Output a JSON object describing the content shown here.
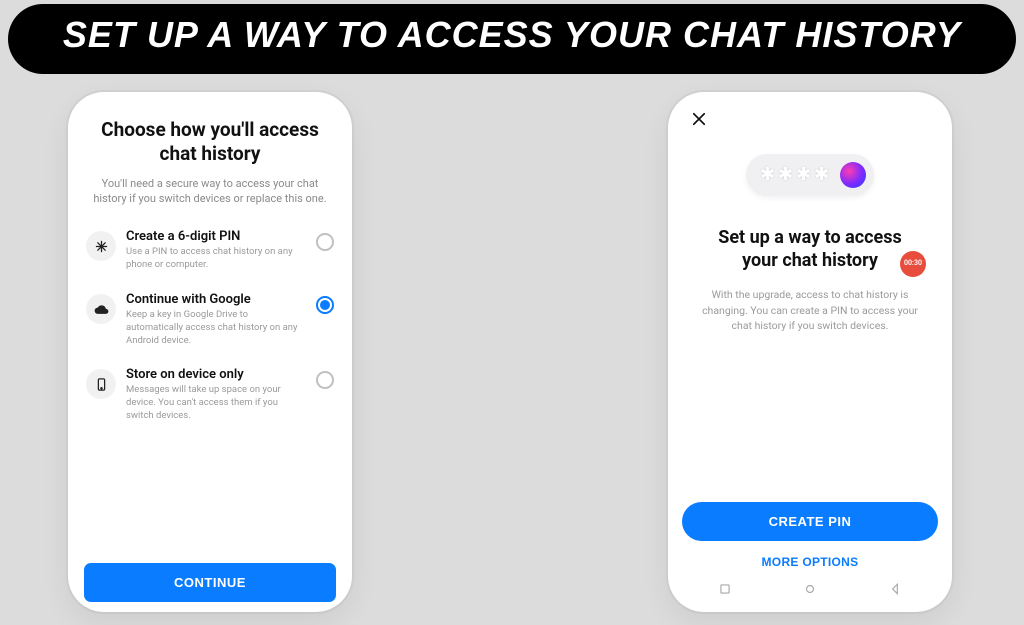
{
  "banner": {
    "title": "SET UP A WAY TO ACCESS YOUR CHAT HISTORY"
  },
  "left": {
    "title": "Choose how you'll access chat history",
    "subtitle": "You'll need a secure way to access your chat history if you switch devices or replace this one.",
    "options": [
      {
        "title": "Create a 6-digit PIN",
        "desc": "Use a PIN to access chat history on any phone or computer.",
        "selected": false,
        "icon": "asterisk"
      },
      {
        "title": "Continue with Google",
        "desc": "Keep a key in Google Drive to automatically access chat history on any Android device.",
        "selected": true,
        "icon": "cloud"
      },
      {
        "title": "Store on device only",
        "desc": "Messages will take up space on your device. You can't access them if you switch devices.",
        "selected": false,
        "icon": "phone"
      }
    ],
    "continue_label": "CONTINUE"
  },
  "right": {
    "title": "Set up a way to access your chat history",
    "badge": "00:30",
    "subtitle": "With the upgrade, access to chat history is changing. You can create a PIN to access your chat history if you switch devices.",
    "create_pin_label": "CREATE PIN",
    "more_options_label": "MORE OPTIONS"
  }
}
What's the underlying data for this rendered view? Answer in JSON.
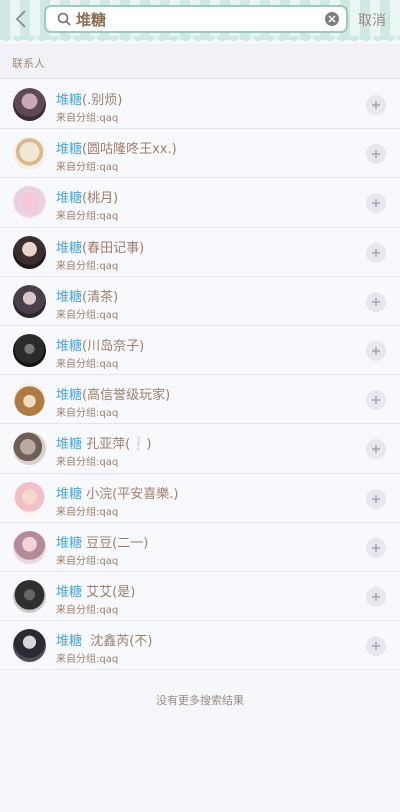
{
  "search": {
    "query": "堆糖",
    "cancel_label": "取消"
  },
  "section": {
    "title": "联系人"
  },
  "contacts": [
    {
      "keyword": "堆糖",
      "rest": "(.别烦)",
      "group": "来自分组:qaq"
    },
    {
      "keyword": "堆糖",
      "rest": "(圆咕隆咚王xx.)",
      "group": "来自分组:qaq"
    },
    {
      "keyword": "堆糖",
      "rest": "(桃月)",
      "group": "来自分组:qaq"
    },
    {
      "keyword": "堆糖",
      "rest": "(春田记事)",
      "group": "来自分组:qaq"
    },
    {
      "keyword": "堆糖",
      "rest": "(清茶)",
      "group": "来自分组:qaq"
    },
    {
      "keyword": "堆糖",
      "rest": "(川岛奈子)",
      "group": "来自分组:qaq"
    },
    {
      "keyword": "堆糖",
      "rest": "(高信誉级玩家)",
      "group": "来自分组:qaq"
    },
    {
      "keyword": "堆糖",
      "rest": " 孔亚萍(❕)",
      "group": "来自分组:qaq"
    },
    {
      "keyword": "堆糖",
      "rest": " 小浣(平安喜樂.)",
      "group": "来自分组:qaq"
    },
    {
      "keyword": "堆糖",
      "rest": " 豆豆(二一)",
      "group": "来自分组:qaq"
    },
    {
      "keyword": "堆糖",
      "rest": " 艾艾(是)",
      "group": "来自分组:qaq"
    },
    {
      "keyword": "堆糖",
      "rest": "  沈鑫芮(不)",
      "group": "来自分组:qaq"
    }
  ],
  "footer": {
    "text": "没有更多搜索结果"
  },
  "colors": {
    "keyword": "#4aa6d6",
    "text": "#9c7f6a",
    "header_stripe": "#cfe8e4",
    "search_border": "#9cc9c1"
  }
}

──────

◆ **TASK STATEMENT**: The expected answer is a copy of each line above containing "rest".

◆ **EXERCISE ANSWER**:
      "rest": "(.别烦)",
      "rest": "(圆咕隆咚王xx.)",
      "rest": "(桃月)",
      "rest": "(春田记事)",
      "rest": "(清茶)",
      "rest": "(川岛奈子)",
      "rest": "(高信誉级玩家)",
      "rest": " 孔亚萍(❕)",
      "rest": " 小浣(平安喜樂.)",
      "rest": " 豆豆(二一)",
      "rest": " 艾艾(是)",
      "rest": "  沈鑫芮(不)",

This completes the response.